When Meyer opened the floor to questions, patron Donna Fritzsche challenged, “It seems like you’re talking less about physics and more about epistemology.” Meyer answered with a blank stare, then asked, “Tell me exactly what that word means.”

Fritzsche, an information architect, stood at her table. She explained epistemology as a branch of philosophy that studies human knowledge. Others jumped on the notion as well, and Meyer, more comfortable before the crowd now, gestured broadly. As an astrophysicist, he said, he doesn’t only look at the philosophical aspects of the universe but enjoys the scientific measurements, tests, and hypotheses that reveal bits of the unknown.

Fritzsche again reached for the microphone, but Meyer held it back with a smile: “I’m hesitant to give this back to you.” Her question spurred others: Is the universe finite in volume? Is there an edge? Why does physics go with the simplest explanations?
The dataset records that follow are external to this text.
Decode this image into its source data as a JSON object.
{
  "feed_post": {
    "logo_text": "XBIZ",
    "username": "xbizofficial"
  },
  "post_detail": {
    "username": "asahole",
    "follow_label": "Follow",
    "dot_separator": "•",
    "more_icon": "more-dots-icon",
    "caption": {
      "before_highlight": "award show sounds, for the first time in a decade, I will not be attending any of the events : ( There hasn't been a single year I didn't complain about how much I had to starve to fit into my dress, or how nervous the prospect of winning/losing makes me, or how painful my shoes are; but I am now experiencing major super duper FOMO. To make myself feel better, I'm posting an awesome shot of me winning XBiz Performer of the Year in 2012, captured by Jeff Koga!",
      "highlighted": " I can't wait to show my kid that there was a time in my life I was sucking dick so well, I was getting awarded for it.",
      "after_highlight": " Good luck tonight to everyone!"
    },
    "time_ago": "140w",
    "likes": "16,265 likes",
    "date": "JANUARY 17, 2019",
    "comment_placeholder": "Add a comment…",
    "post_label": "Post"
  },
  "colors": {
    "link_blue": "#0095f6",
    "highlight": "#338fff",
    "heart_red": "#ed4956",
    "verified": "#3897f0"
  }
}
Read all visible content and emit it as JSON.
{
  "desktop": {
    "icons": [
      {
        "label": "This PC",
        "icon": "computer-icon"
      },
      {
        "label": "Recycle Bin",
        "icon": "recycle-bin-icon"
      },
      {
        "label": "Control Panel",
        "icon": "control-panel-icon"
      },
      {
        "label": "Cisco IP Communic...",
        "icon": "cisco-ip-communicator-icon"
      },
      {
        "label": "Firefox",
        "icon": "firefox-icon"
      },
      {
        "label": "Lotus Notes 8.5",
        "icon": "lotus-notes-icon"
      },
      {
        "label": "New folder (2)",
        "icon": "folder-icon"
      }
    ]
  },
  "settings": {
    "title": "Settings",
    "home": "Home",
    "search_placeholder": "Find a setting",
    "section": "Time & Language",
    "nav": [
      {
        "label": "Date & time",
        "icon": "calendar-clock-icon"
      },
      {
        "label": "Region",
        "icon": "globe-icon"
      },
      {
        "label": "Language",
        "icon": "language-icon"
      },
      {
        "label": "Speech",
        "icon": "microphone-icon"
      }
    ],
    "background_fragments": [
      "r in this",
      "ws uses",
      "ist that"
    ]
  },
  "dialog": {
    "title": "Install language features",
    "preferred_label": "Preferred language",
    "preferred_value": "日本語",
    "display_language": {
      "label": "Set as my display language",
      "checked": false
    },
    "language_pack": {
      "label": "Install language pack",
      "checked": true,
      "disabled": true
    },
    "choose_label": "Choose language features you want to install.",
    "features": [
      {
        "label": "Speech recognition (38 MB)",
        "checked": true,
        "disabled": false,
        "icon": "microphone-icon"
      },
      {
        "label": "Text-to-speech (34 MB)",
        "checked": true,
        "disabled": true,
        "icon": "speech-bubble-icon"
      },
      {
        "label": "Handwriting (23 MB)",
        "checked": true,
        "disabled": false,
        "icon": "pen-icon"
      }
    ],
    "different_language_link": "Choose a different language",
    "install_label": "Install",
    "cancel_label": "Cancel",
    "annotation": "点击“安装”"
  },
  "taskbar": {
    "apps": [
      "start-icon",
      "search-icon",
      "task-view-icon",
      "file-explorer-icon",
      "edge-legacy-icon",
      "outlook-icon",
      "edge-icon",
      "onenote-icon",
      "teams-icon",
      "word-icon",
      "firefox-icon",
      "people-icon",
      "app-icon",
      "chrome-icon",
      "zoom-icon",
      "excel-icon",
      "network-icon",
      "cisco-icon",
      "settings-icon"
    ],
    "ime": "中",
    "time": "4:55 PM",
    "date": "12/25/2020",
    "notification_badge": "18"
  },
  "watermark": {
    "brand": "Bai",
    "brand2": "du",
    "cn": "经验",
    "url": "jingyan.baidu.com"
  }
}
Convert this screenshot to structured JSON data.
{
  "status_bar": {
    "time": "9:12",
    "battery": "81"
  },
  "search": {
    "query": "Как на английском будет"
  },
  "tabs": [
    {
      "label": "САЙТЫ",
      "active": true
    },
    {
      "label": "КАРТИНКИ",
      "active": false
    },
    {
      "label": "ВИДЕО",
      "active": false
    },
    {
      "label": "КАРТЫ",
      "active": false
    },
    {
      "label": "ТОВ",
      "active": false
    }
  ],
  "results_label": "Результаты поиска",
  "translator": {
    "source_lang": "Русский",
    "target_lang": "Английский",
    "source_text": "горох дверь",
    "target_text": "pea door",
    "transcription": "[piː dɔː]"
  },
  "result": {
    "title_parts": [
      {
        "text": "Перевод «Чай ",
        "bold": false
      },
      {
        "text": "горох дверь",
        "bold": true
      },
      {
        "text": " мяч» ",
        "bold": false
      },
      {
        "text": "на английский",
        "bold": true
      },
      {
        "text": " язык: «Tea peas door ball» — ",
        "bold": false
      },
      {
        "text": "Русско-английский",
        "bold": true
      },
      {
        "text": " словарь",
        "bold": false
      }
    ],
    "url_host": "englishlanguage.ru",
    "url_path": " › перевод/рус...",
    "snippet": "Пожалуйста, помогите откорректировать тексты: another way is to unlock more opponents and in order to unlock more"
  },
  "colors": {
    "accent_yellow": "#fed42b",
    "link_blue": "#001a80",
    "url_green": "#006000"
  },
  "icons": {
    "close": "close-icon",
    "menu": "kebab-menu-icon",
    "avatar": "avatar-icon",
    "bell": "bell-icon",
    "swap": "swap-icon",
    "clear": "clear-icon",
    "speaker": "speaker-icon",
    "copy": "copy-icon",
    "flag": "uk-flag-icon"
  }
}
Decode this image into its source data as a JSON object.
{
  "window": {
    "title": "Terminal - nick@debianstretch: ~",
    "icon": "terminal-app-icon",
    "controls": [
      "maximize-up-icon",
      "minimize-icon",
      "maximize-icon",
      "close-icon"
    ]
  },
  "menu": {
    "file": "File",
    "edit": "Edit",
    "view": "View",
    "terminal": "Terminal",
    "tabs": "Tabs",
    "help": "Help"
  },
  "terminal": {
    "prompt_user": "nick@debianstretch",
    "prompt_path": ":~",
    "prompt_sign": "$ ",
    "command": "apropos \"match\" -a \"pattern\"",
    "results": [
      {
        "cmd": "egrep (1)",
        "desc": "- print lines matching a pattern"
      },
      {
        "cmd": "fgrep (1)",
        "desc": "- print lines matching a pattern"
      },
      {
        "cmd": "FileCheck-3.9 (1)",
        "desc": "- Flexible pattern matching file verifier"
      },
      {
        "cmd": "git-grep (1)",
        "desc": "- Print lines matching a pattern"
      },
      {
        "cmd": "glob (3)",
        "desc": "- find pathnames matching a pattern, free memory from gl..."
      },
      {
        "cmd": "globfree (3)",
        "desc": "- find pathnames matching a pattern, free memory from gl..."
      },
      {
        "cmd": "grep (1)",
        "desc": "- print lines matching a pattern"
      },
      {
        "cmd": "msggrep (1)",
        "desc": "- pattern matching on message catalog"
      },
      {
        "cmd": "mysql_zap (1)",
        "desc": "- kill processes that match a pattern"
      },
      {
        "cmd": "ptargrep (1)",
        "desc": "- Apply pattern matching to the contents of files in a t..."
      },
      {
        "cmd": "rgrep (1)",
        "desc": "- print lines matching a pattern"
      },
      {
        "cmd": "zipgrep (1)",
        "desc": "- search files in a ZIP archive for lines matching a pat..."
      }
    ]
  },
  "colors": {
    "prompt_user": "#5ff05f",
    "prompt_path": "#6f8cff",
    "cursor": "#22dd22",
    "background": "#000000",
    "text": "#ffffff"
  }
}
Does the universe expand and contract cyclically?

“We would like to have a...smoking gun, so we can say that these are not just concepts,” Meyer stressed, only prompting a further question: could a smoking gun even exist?

Server Goff tried to clear away a woman’s glass. “Hey! Hey!” she said, snatching it back. Goff raised both arms in surrender and moved on. He has worked through all four Café Scientifique discussions to date and blushed when admitting he listens as he works.

When the discussion ended, contractor Freiburg still had questions. “But,” he said, “I guess that’s the nature of science.”